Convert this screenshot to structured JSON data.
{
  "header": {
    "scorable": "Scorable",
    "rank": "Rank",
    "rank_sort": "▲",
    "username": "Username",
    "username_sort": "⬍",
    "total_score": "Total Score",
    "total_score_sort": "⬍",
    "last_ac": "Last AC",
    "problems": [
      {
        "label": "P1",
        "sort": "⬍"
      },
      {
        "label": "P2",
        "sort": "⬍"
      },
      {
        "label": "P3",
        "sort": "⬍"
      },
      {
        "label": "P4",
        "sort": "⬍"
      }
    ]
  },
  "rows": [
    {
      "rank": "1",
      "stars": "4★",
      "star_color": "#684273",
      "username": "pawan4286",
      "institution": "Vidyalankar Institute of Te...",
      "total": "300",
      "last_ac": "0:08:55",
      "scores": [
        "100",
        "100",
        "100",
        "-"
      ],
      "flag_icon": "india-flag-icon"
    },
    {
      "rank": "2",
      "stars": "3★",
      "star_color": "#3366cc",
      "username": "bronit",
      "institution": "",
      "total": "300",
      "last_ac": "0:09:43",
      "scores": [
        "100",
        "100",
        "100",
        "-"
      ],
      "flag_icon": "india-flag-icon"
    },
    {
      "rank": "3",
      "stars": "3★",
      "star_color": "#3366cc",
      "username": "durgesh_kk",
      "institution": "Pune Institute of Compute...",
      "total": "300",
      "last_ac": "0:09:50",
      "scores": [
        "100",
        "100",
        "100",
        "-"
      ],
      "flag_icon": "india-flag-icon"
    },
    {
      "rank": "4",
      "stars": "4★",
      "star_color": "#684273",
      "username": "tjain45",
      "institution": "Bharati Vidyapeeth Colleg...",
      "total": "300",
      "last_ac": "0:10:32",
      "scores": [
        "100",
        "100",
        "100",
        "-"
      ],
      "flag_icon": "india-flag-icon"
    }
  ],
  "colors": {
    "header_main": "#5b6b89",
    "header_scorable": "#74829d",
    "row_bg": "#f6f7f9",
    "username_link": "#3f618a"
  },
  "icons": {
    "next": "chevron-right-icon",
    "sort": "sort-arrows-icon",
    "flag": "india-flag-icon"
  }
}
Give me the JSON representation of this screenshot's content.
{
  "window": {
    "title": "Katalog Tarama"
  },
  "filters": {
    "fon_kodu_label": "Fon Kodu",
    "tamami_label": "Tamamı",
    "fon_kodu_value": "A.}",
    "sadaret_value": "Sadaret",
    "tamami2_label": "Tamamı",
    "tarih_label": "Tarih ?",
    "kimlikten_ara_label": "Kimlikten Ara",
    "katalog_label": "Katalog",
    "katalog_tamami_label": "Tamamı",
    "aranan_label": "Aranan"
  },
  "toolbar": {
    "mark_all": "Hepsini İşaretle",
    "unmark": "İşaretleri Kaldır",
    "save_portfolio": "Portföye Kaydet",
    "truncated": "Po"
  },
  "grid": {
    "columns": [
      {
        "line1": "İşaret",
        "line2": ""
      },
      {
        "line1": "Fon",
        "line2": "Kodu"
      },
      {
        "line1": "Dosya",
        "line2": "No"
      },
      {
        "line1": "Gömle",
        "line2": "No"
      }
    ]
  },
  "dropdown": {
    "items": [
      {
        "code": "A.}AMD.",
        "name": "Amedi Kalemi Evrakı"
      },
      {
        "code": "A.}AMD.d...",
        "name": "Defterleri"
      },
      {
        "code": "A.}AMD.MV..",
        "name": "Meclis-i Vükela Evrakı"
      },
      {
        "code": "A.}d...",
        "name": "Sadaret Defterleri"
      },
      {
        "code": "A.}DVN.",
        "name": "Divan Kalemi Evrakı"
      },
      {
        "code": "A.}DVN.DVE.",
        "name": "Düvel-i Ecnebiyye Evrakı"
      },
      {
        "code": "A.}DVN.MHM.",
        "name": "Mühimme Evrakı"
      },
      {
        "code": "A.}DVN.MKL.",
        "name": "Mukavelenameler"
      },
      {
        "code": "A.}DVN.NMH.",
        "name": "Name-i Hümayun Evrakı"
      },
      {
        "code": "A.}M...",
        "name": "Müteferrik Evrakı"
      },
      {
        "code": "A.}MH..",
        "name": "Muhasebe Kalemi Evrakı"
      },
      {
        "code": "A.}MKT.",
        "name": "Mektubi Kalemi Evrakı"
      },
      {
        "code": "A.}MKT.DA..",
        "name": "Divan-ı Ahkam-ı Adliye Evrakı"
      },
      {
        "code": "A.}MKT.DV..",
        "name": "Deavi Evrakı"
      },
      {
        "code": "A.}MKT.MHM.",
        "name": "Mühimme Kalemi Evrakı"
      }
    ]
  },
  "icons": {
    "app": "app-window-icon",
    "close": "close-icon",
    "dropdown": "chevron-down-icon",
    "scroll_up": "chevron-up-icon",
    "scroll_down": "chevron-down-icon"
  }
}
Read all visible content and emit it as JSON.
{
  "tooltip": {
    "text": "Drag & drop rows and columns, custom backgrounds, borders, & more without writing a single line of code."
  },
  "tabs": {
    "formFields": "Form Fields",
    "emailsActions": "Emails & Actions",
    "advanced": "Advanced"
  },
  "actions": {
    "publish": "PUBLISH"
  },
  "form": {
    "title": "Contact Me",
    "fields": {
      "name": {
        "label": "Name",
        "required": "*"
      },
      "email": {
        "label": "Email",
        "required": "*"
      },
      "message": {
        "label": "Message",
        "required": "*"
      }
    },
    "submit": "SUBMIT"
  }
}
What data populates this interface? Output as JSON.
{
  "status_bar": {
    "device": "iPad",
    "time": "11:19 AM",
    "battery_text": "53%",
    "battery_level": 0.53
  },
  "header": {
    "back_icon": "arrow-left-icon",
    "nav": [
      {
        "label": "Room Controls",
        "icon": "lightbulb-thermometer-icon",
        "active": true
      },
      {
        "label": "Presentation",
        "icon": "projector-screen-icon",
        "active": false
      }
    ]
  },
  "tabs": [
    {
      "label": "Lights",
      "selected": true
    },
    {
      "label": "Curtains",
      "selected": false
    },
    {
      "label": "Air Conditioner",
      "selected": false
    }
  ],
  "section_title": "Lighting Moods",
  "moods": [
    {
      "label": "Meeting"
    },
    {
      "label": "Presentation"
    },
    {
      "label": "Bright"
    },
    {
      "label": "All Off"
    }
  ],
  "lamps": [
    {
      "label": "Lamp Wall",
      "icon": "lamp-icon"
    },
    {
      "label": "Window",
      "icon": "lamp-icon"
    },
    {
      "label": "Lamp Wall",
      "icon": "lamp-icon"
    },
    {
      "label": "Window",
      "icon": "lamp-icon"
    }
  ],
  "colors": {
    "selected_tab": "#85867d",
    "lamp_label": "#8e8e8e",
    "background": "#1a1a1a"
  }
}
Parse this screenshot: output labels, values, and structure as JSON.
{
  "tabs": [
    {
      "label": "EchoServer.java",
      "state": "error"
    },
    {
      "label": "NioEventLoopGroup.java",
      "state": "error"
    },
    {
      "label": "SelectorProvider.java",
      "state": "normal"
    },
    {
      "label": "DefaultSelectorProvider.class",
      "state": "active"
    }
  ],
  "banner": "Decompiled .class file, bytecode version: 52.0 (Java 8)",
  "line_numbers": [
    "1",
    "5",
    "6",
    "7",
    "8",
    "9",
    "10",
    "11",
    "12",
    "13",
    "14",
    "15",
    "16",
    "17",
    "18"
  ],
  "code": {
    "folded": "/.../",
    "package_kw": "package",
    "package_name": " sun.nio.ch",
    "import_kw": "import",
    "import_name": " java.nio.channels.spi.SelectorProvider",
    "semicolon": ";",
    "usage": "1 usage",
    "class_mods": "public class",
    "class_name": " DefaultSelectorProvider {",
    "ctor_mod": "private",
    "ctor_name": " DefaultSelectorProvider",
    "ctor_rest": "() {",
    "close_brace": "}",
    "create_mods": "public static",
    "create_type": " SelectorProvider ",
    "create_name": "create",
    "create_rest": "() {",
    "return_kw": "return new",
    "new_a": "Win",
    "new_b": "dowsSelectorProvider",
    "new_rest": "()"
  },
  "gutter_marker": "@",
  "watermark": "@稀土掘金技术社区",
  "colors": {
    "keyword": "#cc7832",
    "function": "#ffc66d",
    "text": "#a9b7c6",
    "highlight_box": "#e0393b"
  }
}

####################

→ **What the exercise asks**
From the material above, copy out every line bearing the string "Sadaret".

→ **Written answer**
    "sadaret_value": "Sadaret",
        "name": "Sadaret Defterleri"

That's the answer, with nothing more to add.